DATA SUPPLIED
==============================

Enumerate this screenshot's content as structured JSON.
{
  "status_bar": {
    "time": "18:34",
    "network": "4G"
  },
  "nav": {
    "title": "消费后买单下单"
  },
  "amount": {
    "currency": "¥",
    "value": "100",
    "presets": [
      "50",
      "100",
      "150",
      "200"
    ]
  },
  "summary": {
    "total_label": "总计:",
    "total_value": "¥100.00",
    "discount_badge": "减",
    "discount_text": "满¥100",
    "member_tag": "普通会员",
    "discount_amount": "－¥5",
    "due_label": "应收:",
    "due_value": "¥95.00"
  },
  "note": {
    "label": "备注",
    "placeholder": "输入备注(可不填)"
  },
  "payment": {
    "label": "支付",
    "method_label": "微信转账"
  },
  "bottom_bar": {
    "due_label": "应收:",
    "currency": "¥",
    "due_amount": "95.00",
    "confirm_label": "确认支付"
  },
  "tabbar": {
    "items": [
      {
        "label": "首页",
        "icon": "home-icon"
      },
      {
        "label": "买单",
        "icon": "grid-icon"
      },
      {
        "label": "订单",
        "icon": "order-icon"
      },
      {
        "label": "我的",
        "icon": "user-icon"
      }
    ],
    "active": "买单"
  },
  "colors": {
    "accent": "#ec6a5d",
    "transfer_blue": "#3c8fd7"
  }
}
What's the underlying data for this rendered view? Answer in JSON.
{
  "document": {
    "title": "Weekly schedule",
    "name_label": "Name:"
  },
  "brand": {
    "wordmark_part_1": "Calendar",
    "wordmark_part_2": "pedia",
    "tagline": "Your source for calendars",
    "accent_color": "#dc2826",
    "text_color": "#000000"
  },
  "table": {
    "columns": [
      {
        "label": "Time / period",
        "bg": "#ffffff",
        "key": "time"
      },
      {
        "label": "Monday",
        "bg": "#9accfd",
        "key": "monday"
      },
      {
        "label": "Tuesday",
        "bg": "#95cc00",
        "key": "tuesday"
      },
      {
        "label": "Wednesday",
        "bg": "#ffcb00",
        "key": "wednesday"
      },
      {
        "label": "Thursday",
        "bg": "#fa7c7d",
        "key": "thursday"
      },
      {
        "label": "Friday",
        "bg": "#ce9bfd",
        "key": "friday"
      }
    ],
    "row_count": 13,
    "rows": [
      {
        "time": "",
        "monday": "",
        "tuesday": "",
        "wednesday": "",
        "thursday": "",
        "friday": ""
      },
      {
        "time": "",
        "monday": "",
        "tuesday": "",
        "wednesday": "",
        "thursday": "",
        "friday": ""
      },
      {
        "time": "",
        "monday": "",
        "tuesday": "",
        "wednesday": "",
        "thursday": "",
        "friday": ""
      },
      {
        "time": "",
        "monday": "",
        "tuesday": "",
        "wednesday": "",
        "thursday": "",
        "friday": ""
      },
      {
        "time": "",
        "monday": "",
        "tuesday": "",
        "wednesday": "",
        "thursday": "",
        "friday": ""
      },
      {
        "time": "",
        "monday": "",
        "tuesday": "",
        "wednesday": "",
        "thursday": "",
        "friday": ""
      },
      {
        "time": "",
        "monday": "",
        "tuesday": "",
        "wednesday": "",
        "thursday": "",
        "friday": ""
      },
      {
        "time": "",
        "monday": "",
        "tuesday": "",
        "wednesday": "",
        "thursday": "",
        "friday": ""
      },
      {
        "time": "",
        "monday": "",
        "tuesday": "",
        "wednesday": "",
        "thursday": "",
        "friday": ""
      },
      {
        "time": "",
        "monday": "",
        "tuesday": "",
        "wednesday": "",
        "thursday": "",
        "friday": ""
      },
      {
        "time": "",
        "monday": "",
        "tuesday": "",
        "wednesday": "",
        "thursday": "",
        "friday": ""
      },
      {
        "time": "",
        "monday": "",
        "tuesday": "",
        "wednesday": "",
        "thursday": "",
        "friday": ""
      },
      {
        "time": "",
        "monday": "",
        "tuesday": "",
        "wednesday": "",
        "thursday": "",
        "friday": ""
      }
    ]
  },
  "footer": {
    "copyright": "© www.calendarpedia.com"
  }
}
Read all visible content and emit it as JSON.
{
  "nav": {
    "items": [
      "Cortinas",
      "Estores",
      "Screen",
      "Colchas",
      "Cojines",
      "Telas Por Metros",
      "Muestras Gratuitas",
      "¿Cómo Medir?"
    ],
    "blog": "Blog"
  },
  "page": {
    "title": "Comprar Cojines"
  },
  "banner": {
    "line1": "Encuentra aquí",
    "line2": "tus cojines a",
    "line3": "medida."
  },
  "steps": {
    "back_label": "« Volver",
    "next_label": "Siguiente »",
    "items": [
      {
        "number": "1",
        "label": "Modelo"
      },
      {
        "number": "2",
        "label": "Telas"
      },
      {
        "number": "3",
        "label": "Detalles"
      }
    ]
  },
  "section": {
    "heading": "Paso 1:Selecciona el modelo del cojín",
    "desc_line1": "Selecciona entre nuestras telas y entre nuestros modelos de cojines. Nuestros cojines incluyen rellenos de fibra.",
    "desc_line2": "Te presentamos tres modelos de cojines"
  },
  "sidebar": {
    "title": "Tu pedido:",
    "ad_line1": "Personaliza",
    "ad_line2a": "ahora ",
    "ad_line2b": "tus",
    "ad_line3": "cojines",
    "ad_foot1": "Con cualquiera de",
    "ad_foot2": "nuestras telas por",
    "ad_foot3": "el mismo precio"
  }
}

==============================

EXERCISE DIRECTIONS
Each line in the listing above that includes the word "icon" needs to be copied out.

EXPECTED OUTPUT
        "icon": "home-icon"
        "icon": "grid-icon"
        "icon": "order-icon"
        "icon": "user-icon"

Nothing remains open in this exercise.